Of the nearly 760 trafficked or unaccompanied children who disappeared from care homes across the UK last year, over 200 have not been found, according to a study by ECPAT UK and Missing People charities published on Tuesday.
The study found that over 160 children went missing at least once in the 12-month period leading to September 2015. That is more than a quarter of all trafficked children in the UK care system.
Additionally, 593 of the 4,744 unaccompanied child asylum seekers placed under the protection of local authorities had disappeared at least once in the same period.
This means that from September 2014 to September 2015, care services were responsible for nearly 30 percent of all the UK’s child trafficking victims and 13 percent of missing unaccompanied children.

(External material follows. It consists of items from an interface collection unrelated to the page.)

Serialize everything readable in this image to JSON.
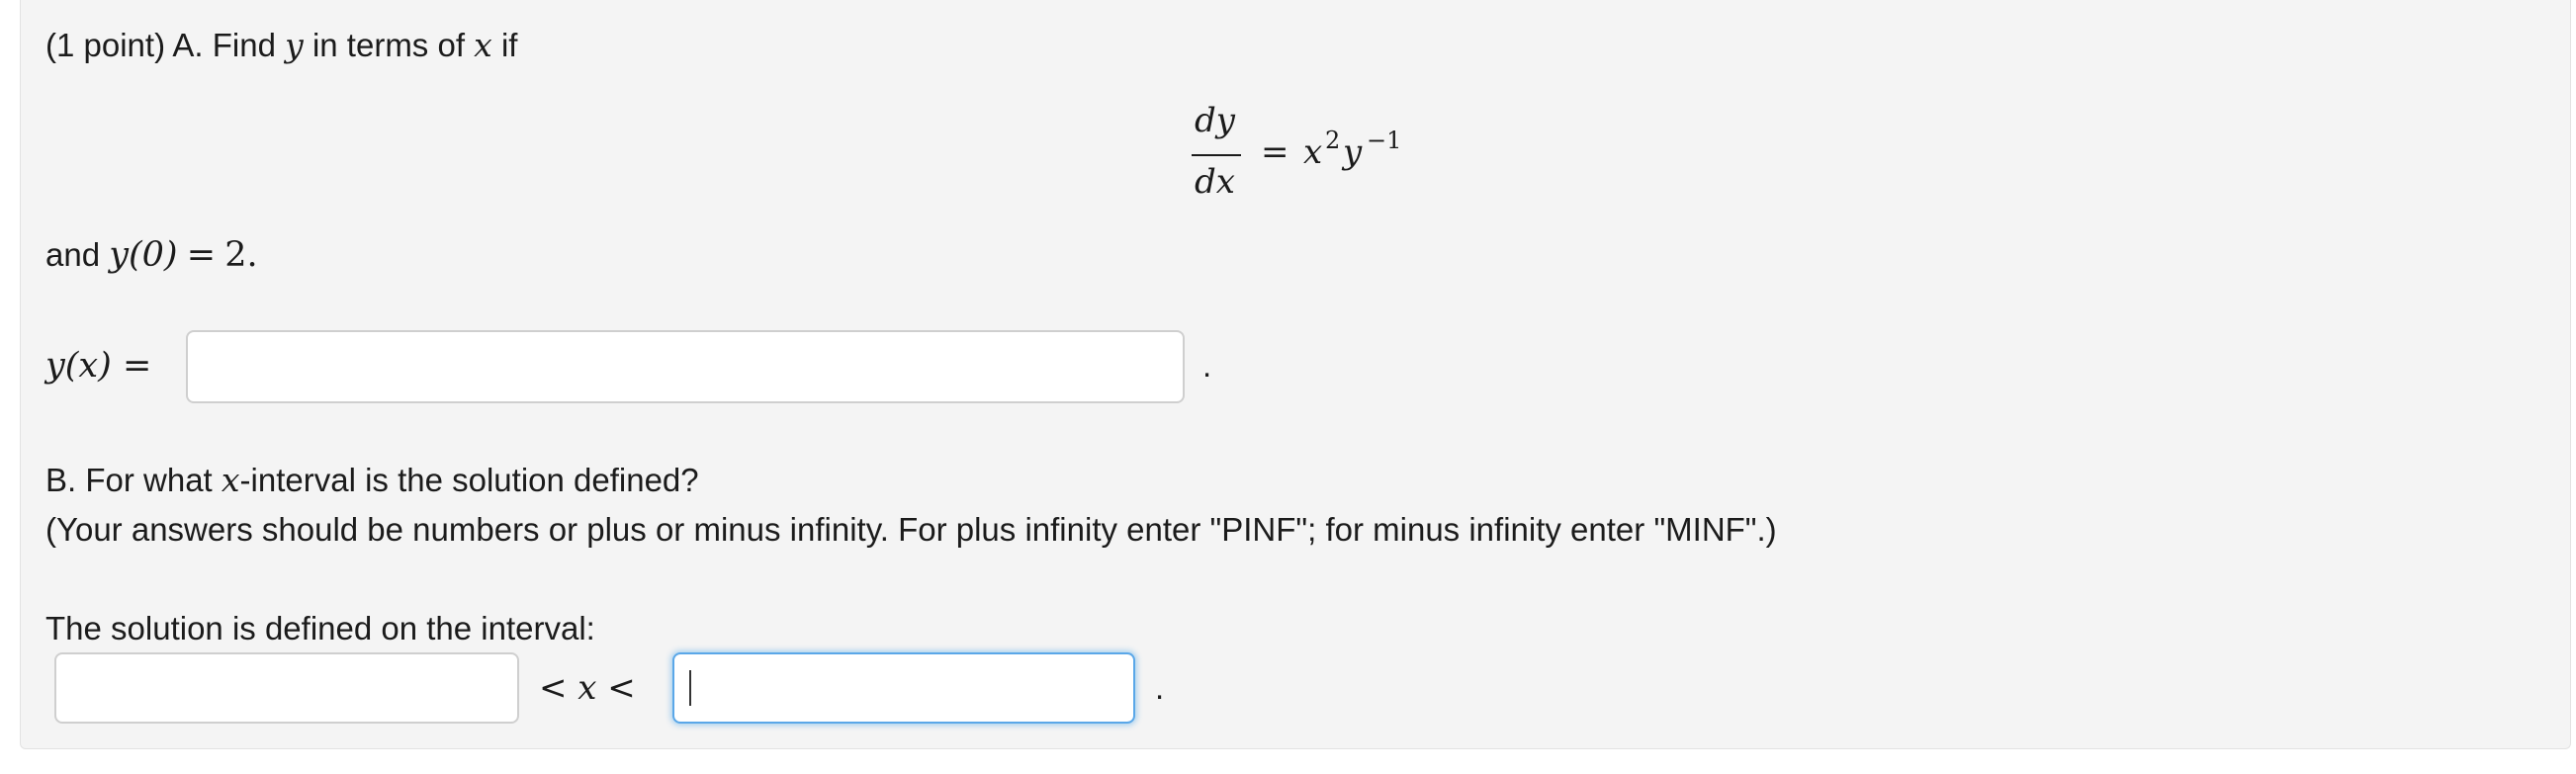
{
  "part_a": {
    "intro_prefix": "(1 point) A. Find",
    "var_y": "y",
    "intro_middle": "in terms of",
    "var_x": "x",
    "intro_suffix": "if",
    "equation": {
      "numerator": "dy",
      "denominator": "dx",
      "equals": "=",
      "rhs_base_x": "x",
      "rhs_exp_x": "2",
      "rhs_base_y": "y",
      "rhs_exp_y": "−1"
    },
    "condition_prefix": "and",
    "condition_math": "y(0)",
    "condition_equals": "=",
    "condition_value": "2.",
    "answer_label": "y(x) =",
    "answer_value": "",
    "answer_suffix": "."
  },
  "part_b": {
    "question_prefix": "B. For what",
    "question_var": "x",
    "question_suffix": "-interval is the solution defined?",
    "instructions": "(Your answers should be numbers or plus or minus infinity. For plus infinity enter \"PINF\"; for minus infinity enter \"MINF\".)",
    "interval_label": "The solution is defined on the interval:",
    "lower_value": "",
    "inequality": "< x <",
    "upper_value": "",
    "interval_suffix": "."
  }
}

The two charities said the data they had collected from 200 local authorities underscored the need to reform the child protection system in Britain.
Chloe Setter, from ECPAT UK, which mainly focuses on child trafficking, said the fact that the issue of vulnerable children going missing had “remained neglected” amounted to a “national disgrace.”
“We must not accept this as a reality any longer. Every child that goes missing is a failure in our duty to protect them from harm,” she added.
Susannah Drury, from Missing People, called on the law enforcement to treat the trafficked or unaccompanied children who go missing as “high risk” and prioritize their safety over “any questions about their immigration status or criminal activity.”
The report came amid international calls on the UK to take its share of responsibility with regards to the thousands of refugees who are living in a makeshift camp in Calais, France.
The UK government raised many eyebrows in early September by announcing its plans to build a 13 feet (3.9 meters) wall in order to minimize the refugee flow from the camp, which houses 3,000 children.